icon bookmark-bicon bookmarkicon cameraicon checkicon chevron downicon chevron lefticon chevron righticon chevron upicon closeicon v-compressicon downloadicon editicon v-expandicon fbicon fileicon filtericon flag ruicon full chevron downicon full chevron lefticon full chevron righticon full chevron upicon gpicon insicon mailicon moveicon-musicicon mutedicon nomutedicon okicon v-pauseicon v-playicon searchicon shareicon sign inicon sign upicon stepbackicon stepforicon swipe downicon tagicon tagsicon tgicon trashicon twicon vkicon yticon wticon fm

Rights groups boycott UK torture probe over lack of integrity

An imminent British inquiry into its agents' use of torture overseas has been slammed before it has had a chance to get started.

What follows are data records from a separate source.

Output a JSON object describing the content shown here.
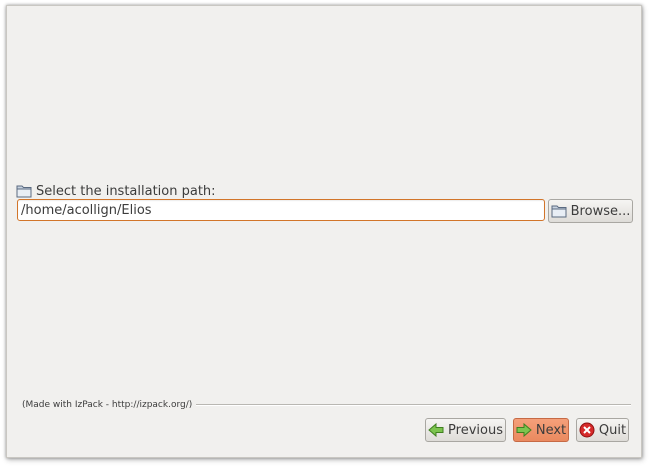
{
  "install": {
    "path_label": "Select the installation path:",
    "path_value": "/home/acollign/Elios",
    "browse_label": "Browse..."
  },
  "footer": {
    "made_with": "(Made with IzPack - http://izpack.org/)"
  },
  "nav": {
    "previous_label": "Previous",
    "next_label": "Next",
    "quit_label": "Quit"
  },
  "icons": {
    "path_label_icon": "folder-icon",
    "browse_icon": "folder-icon",
    "previous_icon": "arrow-left-icon",
    "next_icon": "arrow-right-icon",
    "quit_icon": "close-circle-icon"
  },
  "colors": {
    "input_focus_border": "#d2752a",
    "next_button": "#ea8a5f",
    "arrow_green": "#5fae3a",
    "quit_red": "#d62a2a"
  }
}
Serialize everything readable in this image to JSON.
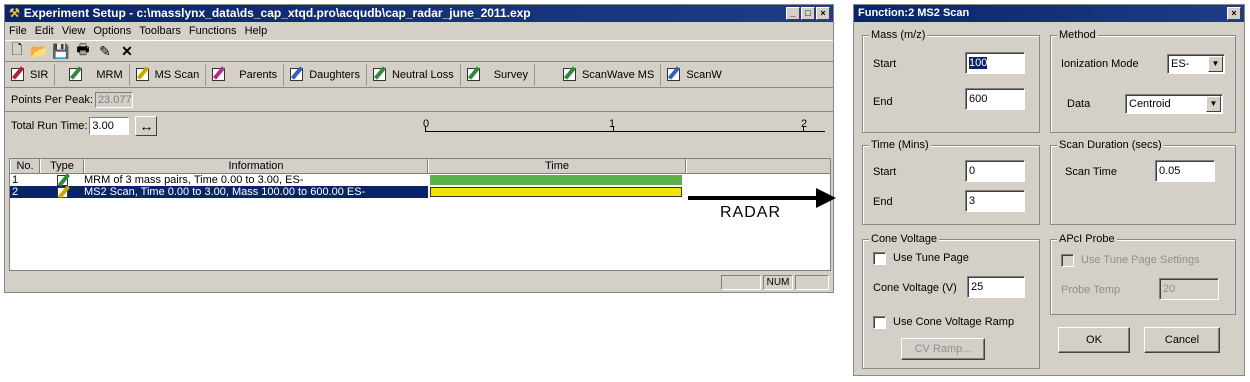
{
  "main_window": {
    "title": "Experiment Setup - c:\\masslynx_data\\ds_cap_xtqd.pro\\acqudb\\cap_radar_june_2011.exp",
    "menu": [
      "File",
      "Edit",
      "View",
      "Options",
      "Toolbars",
      "Functions",
      "Help"
    ],
    "toolbar_icons": [
      "new-icon",
      "open-icon",
      "save-icon",
      "print-icon",
      "edit-icon",
      "delete-icon"
    ],
    "function_buttons": [
      {
        "label": "SIR",
        "color": "red"
      },
      {
        "label": "MRM",
        "color": "green"
      },
      {
        "label": "MS Scan",
        "color": "yellow"
      },
      {
        "label": "Parents",
        "color": "magenta"
      },
      {
        "label": "Daughters",
        "color": "blue"
      },
      {
        "label": "Neutral Loss",
        "color": "green"
      },
      {
        "label": "Survey",
        "color": "green"
      },
      {
        "label": "ScanWave MS",
        "color": "green"
      },
      {
        "label": "ScanW",
        "color": "blue"
      }
    ],
    "points_per_peak_label": "Points Per Peak:",
    "points_per_peak_value": "23.077",
    "total_run_time_label": "Total Run Time:",
    "total_run_time_value": "3.00",
    "time_ticks": [
      "0",
      "1",
      "2"
    ],
    "table": {
      "headers": {
        "no": "No.",
        "type": "Type",
        "info": "Information",
        "time": "Time"
      },
      "rows": [
        {
          "no": "1",
          "info": "MRM of 3 mass pairs, Time 0.00 to 3.00, ES-",
          "bar_color": "#5cb24a"
        },
        {
          "no": "2",
          "info": "MS2 Scan, Time 0.00 to 3.00, Mass 100.00 to 600.00 ES-",
          "bar_color": "#f2e600"
        }
      ]
    },
    "status_num": "NUM"
  },
  "annotation": {
    "label": "RADAR"
  },
  "dialog": {
    "title": "Function:2 MS2 Scan",
    "mass": {
      "group": "Mass (m/z)",
      "start_label": "Start",
      "start_value": "100",
      "end_label": "End",
      "end_value": "600"
    },
    "method": {
      "group": "Method",
      "ionization_label": "Ionization Mode",
      "ionization_value": "ES-",
      "data_label": "Data",
      "data_value": "Centroid"
    },
    "time": {
      "group": "Time (Mins)",
      "start_label": "Start",
      "start_value": "0",
      "end_label": "End",
      "end_value": "3"
    },
    "scan_duration": {
      "group": "Scan Duration (secs)",
      "scan_time_label": "Scan Time",
      "scan_time_value": "0.05"
    },
    "cone": {
      "group": "Cone Voltage",
      "use_tune_label": "Use Tune Page",
      "voltage_label": "Cone Voltage (V)",
      "voltage_value": "25",
      "ramp_label": "Use Cone Voltage Ramp",
      "cv_ramp_button": "CV Ramp..."
    },
    "apci": {
      "group": "APcI Probe",
      "use_tune_label": "Use Tune Page Settings",
      "probe_temp_label": "Probe Temp",
      "probe_temp_value": "20"
    },
    "ok_label": "OK",
    "cancel_label": "Cancel"
  }
}
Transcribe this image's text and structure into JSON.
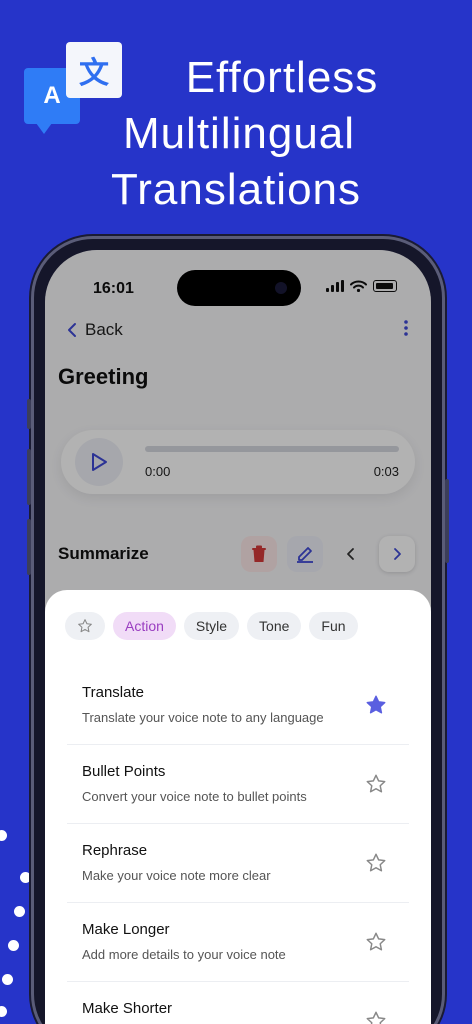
{
  "promo": {
    "logo_letter_a": "A",
    "logo_letter_zh": "文",
    "headline": [
      "Effortless",
      "Multilingual",
      "Translations"
    ]
  },
  "status_bar": {
    "time": "16:01"
  },
  "nav": {
    "back_label": "Back"
  },
  "note": {
    "title": "Greeting"
  },
  "player": {
    "current_time": "0:00",
    "duration": "0:03",
    "progress": 0
  },
  "summarize": {
    "label": "Summarize"
  },
  "sheet": {
    "chips": [
      {
        "label": "Action",
        "active": true
      },
      {
        "label": "Style",
        "active": false
      },
      {
        "label": "Tone",
        "active": false
      },
      {
        "label": "Fun",
        "active": false
      }
    ],
    "items": [
      {
        "name": "Translate",
        "desc": "Translate your voice note to any language",
        "favorite": true
      },
      {
        "name": "Bullet Points",
        "desc": "Convert your voice note to bullet points",
        "favorite": false
      },
      {
        "name": "Rephrase",
        "desc": "Make your voice note more clear",
        "favorite": false
      },
      {
        "name": "Make Longer",
        "desc": "Add more details to your voice note",
        "favorite": false
      },
      {
        "name": "Make Shorter",
        "desc": "",
        "favorite": false
      }
    ]
  },
  "colors": {
    "background": "#2634c9",
    "accent": "#5a5fe0",
    "chip_active_bg": "#f1dcf7",
    "chip_active_text": "#9a3ec1",
    "delete_red": "#d63a3a"
  },
  "icons": {
    "logo": "translate-logo-icon",
    "back": "chevron-left-icon",
    "menu": "more-vertical-icon",
    "play": "play-icon",
    "delete": "trash-icon",
    "edit": "pencil-icon",
    "prev": "chevron-left-icon",
    "next": "chevron-right-icon",
    "favorite": "star-icon"
  }
}
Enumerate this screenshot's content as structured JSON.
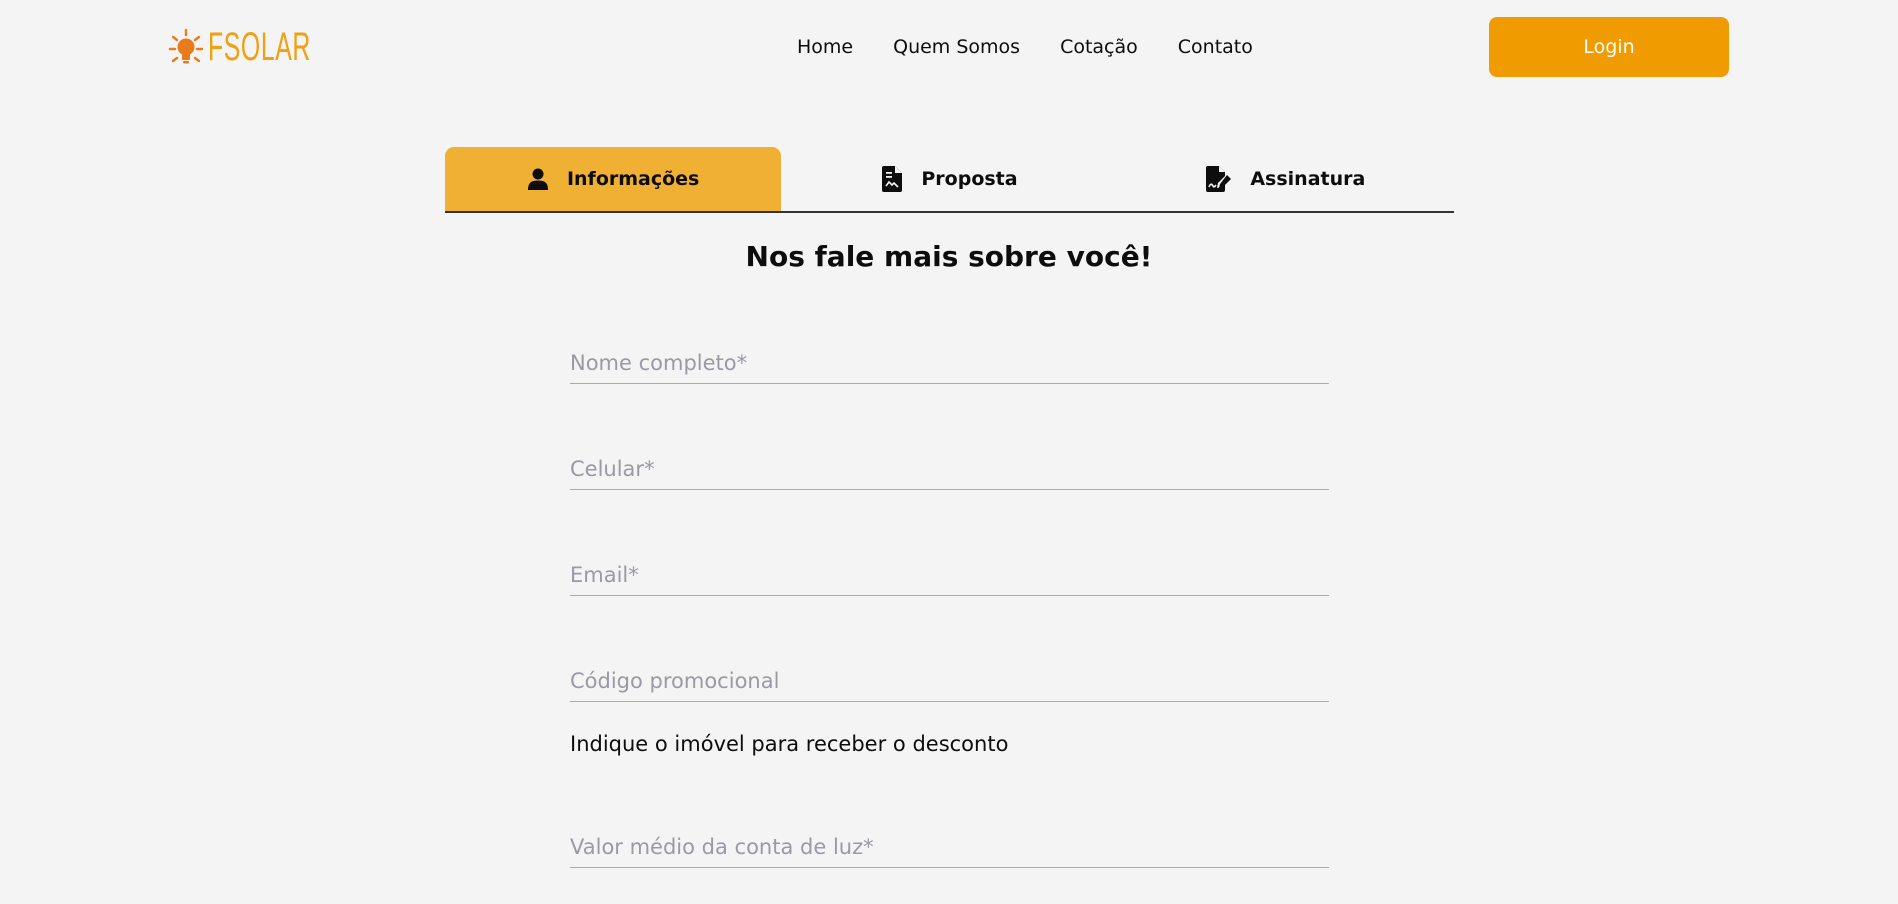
{
  "brand": {
    "logo_text": "FSOLAR",
    "accent": "#f09c00",
    "tab_active": "#f0b033"
  },
  "nav": {
    "items": [
      "Home",
      "Quem Somos",
      "Cotação",
      "Contato"
    ],
    "login_label": "Login"
  },
  "tabs": [
    {
      "label": "Informações",
      "icon": "user-icon",
      "active": true
    },
    {
      "label": "Proposta",
      "icon": "document-icon",
      "active": false
    },
    {
      "label": "Assinatura",
      "icon": "signature-icon",
      "active": false
    }
  ],
  "form": {
    "title": "Nos fale mais sobre você!",
    "fields": {
      "name": {
        "placeholder": "Nome completo*",
        "value": ""
      },
      "phone": {
        "placeholder": "Celular*",
        "value": ""
      },
      "email": {
        "placeholder": "Email*",
        "value": ""
      },
      "promo": {
        "placeholder": "Código promocional",
        "value": ""
      },
      "bill": {
        "placeholder": "Valor médio da conta de luz*",
        "value": ""
      }
    },
    "promo_hint": "Indique o imóvel para receber o desconto"
  }
}
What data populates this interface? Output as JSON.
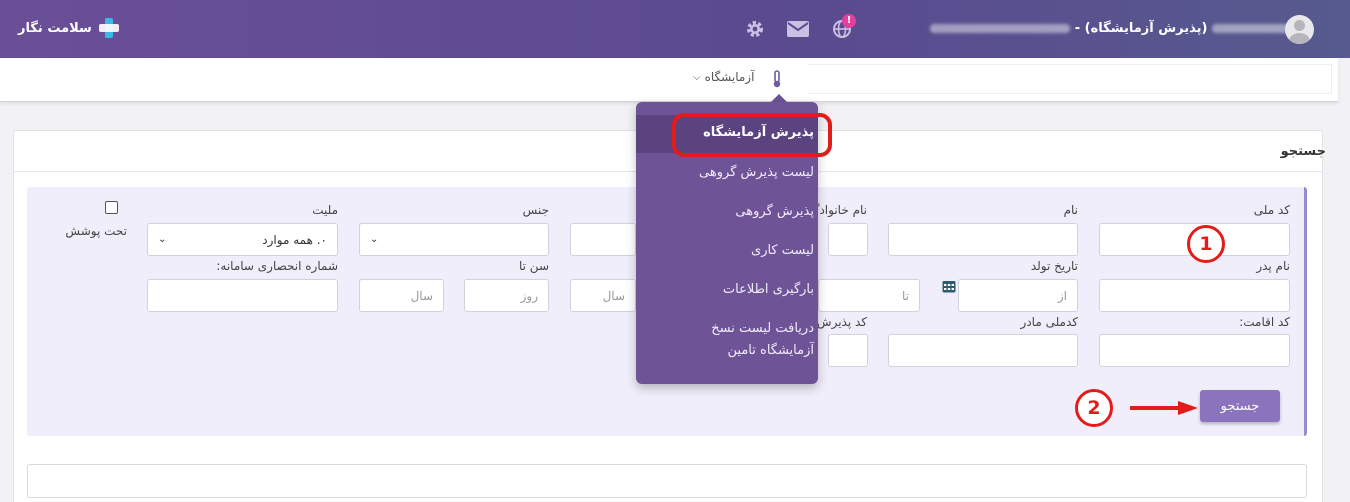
{
  "header": {
    "brand": "سلامت نگار",
    "page_label": "(پذیرش آزمایشگاه) -",
    "notification_badge": "!"
  },
  "nav": {
    "lab_menu": "آزمایشگاه"
  },
  "dropdown": {
    "items": [
      "پذیرش آزمایشگاه",
      "لیست پذیرش گروهی",
      "پذیرش گروهی",
      "لیست کاری",
      "بارگیری اطلاعات",
      "دریافت لیست نسخ",
      "آزمایشگاه تامین"
    ]
  },
  "panel": {
    "title": "جستجو"
  },
  "form": {
    "national_code": "کد ملی",
    "first_name": "نام",
    "family_name": "نام خانوادگ",
    "gender": "جنس",
    "nationality": "ملیت",
    "nationality_value": "۰. همه موارد",
    "insured": "تحت پوشش",
    "father_name": "نام پدر",
    "birth_date": "تاریخ تولد",
    "from_ph": "از",
    "to_ph": "تا",
    "year_ph": "سال",
    "day_ph": "روز",
    "age_to": "سن تا",
    "system_id": "شماره انحصاری سامانه:",
    "residence_code": "کد اقامت:",
    "mother_national_code": "کدملی مادر",
    "reception_code": "کد پذیرش",
    "search_button": "جستجو"
  },
  "annotations": {
    "step1": "1",
    "step2": "2"
  },
  "colors": {
    "header": "#5a4a8f",
    "menu": "#6e5497",
    "button": "#8b73be",
    "annotation": "#e31b1b"
  }
}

It was revealed that Britain was prepared to use harsh interrogation methods if it considered the intelligence to be gained as valuable enough.  However, the authorities are likely to withhold details of Britain’s policy on interrogation. That has led human rights groups to boycott the inquiry, saying it lacks credibility. Walking a tightrope of pain versus gain – it has emerged that that is how Britain’s security agencies were encouraged to decide when to torture terror suspects. Moazzam Begg was held at Bagram in Afghanistan and in Guantanamo Bay between 2002 and 2005. He says he was tortured, and accuses the UK of being complicit in that torture. Only now is the level of that official complicity being revealed.“I am completely, 100 per cent, sure that I would have not gone to Guantanamo or to Bagram had it not been for the involvement of the British Intelligence Service. I spoke to British Intelligence officers quite regularly in Bagram, Guantanamo and Kandahar – they were physically present when I was being abused, they saw my hands shackled behind my back, they saw my legs shackled, they saw guns pointed towards me, they saw hoods placed over my head,” Begg reveals. According to policy documents seen by the Guardian newspaper, senior MI5 and MI6 agents were asked to weigh up the quality of information they might obtain, with the level of mistreatment a prisoner would suffer – and if it was worth it, to go ahead. Amnesty International says there is a mounting pile of credible evidence on the extent to which Britain was involved in torture.“In [torture victim] Binyam Mohammed’s case, security service officials were sending questions, receiving information, participating in interrogations in situations where they even they knew or ought to have known that he was being tortured or mistreated. Diego Garcia was used for renditions flights. And every week or every month there is a new allegation, a new piece of evidence. There is another document that has been hidden for very long time, has just been released, shows that there were circumstances in which ministers or very senior officials authorized UK agents to participate in situations where it was more likely than not the torture would occur,” Amnesty International UK Policy Advisor Tara Lyle says. There is a police investigation into torture allegations underway, and as soon as that is finished, an inquiry will begin. But it has already come under fire – the policy on interrogation and other relevant documents may not be made public, which has angered human rights groups so much that they have refused to give evidence or go to inquiry meetings. There is also controversy about the chair of the investigation – Sir Peter Gibson used to be the intelligence services commissioner. The government does not see a conflict of interest there, but many MPs do.“I think there are a number of issues with the torture inquiry. The first thing is, we should have confidence the judge presiding is not somebody who has been heavily involved with [British] Secret service in the past. And I think on that point it fails,” John Hemming, British Liberal Democrat MP, says. Powerful people, including Tony Blair, Jack Straw and David Miliband, have refused to reveal whether they knew the policy led to a number of people being tortured. But the ministers and agents who wrote it knew the public would be outraged – according to the Guardian, it includes warnings that if it got out, the policy could lead to increased radicalization. Moazzam Begg agrees.“It is true that anybody would be radicalized when you hear the types of torture that took place. However when the government said that they would hold to account those people who were involved in torture, we take them for their word and if the government then goes against it and says we will have this session about complicity in torture but it is going to be in secret and you will not get to see it, and will not get to see those people who are involved your torture, then people will lose any support, any idea that the government will actually carry out justice,” he said.Many fear the enquiry set to begin shortly will be ineffective and that a second one will be necessary, at vast expense; but there is also concern that creeping revelations about just how complicit the UK has been in torture and extraordinary rendition will lead to further radicalization. Whatever happens, it is clear people have not heard the last of Britain’s involvement in torture.